Writing is in my blood. It has turned me into a mad man with a pad. I’m always thinking of new ideas, honing my craft, grabbing ideas out of the ether and putting them to work. I record conversations I hear, lines from novels I enjoy, you name it, I’ve probably jotted it down. It’s helped me to create some very realistic characters, but it’s also turned me into a full-time observer.
As a writer, you can’t really help it. You hear something catchy, or you’re struck with genius, you record. You store that data for prospecting. When you get down to writing, you’re going to strike gold with your words, you can just feel it. It’s an amazing experience, but it’s also a burden. The down side to always writing is that you’re never fully engaged in your life. I love my life, I love what I do, but everything has a price.
Not to jump too far into the deep, but some of the best moments in my life, I’ve been elsewhere in my head. I’ve been absorbing the details, the interactions, in such a way that I’m no longer a part of it, I’m outside looking in. It’s a very surreal experience and, more often than not, I’m not aware I’m doing it. This sense of always watching, never interacting, is the very reason why Kesey stopped producing work. He’d rather “be a lightning rod than a seismograph.”
Adding to that, I have deadlines, the desire to produce more work faster, the desire to produce polished gems, the desire to get it all done and still have time to live the life I write about. It’s intense (just like camping), but it’s what I live for. To that end, I’ve come to adopt the do what you do when you do it lifestyle. Writing is what is most important to me. If I write a hundred books, that’s swell.
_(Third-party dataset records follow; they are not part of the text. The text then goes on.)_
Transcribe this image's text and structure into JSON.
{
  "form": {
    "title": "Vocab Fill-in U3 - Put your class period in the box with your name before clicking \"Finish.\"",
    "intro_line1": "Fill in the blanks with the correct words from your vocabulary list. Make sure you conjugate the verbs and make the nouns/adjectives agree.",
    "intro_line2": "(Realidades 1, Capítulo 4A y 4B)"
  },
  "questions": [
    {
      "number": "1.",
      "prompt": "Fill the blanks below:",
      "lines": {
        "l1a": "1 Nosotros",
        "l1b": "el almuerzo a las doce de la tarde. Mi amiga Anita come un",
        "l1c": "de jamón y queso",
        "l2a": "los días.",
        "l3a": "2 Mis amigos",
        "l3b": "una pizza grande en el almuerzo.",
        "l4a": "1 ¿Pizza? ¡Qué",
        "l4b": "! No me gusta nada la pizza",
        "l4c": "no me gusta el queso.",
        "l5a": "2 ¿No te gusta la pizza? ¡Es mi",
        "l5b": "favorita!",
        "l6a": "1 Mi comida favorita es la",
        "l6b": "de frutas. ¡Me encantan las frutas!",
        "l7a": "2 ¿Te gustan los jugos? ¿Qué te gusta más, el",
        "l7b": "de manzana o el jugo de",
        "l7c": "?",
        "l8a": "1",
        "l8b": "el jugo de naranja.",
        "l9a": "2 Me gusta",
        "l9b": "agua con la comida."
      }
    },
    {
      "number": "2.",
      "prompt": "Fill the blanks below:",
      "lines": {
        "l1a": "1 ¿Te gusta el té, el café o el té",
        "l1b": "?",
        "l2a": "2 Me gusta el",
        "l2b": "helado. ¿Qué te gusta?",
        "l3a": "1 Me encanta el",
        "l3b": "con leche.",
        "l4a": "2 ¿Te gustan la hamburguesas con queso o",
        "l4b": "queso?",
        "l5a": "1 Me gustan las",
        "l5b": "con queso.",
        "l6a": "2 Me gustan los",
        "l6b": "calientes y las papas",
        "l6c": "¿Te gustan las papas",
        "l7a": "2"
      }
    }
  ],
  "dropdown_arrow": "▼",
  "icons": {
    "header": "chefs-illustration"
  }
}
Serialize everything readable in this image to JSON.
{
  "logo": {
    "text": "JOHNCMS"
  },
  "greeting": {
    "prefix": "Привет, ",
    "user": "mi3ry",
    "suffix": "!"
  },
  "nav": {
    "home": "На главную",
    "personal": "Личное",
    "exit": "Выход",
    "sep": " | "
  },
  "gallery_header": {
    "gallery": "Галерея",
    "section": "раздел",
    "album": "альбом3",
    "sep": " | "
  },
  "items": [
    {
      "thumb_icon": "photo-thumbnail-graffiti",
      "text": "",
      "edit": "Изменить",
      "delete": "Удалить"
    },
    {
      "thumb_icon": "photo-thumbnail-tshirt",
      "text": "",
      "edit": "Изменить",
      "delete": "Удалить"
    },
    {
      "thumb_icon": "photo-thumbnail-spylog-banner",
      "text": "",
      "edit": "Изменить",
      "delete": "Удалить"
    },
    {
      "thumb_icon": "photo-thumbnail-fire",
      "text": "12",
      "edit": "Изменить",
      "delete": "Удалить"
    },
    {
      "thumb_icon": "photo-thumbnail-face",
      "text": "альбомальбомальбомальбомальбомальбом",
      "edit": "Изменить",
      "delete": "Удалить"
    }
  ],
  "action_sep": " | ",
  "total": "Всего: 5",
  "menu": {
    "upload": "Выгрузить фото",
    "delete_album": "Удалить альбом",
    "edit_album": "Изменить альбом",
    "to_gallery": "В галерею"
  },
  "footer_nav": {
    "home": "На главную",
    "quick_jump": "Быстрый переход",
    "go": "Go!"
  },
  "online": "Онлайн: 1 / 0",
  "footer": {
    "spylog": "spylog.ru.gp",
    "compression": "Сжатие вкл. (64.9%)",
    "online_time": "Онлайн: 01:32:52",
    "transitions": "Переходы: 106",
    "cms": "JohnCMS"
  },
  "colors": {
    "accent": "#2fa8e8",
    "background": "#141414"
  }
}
If I only write two, that’s okay. I will produce as much as I can in the time that I have, but I’m not going to destroy myself because of it.
It’s important to keep your priorities and take everything in moderation. Time in this realm is brief, so make sure you’re enjoying it as you create works to entertain others.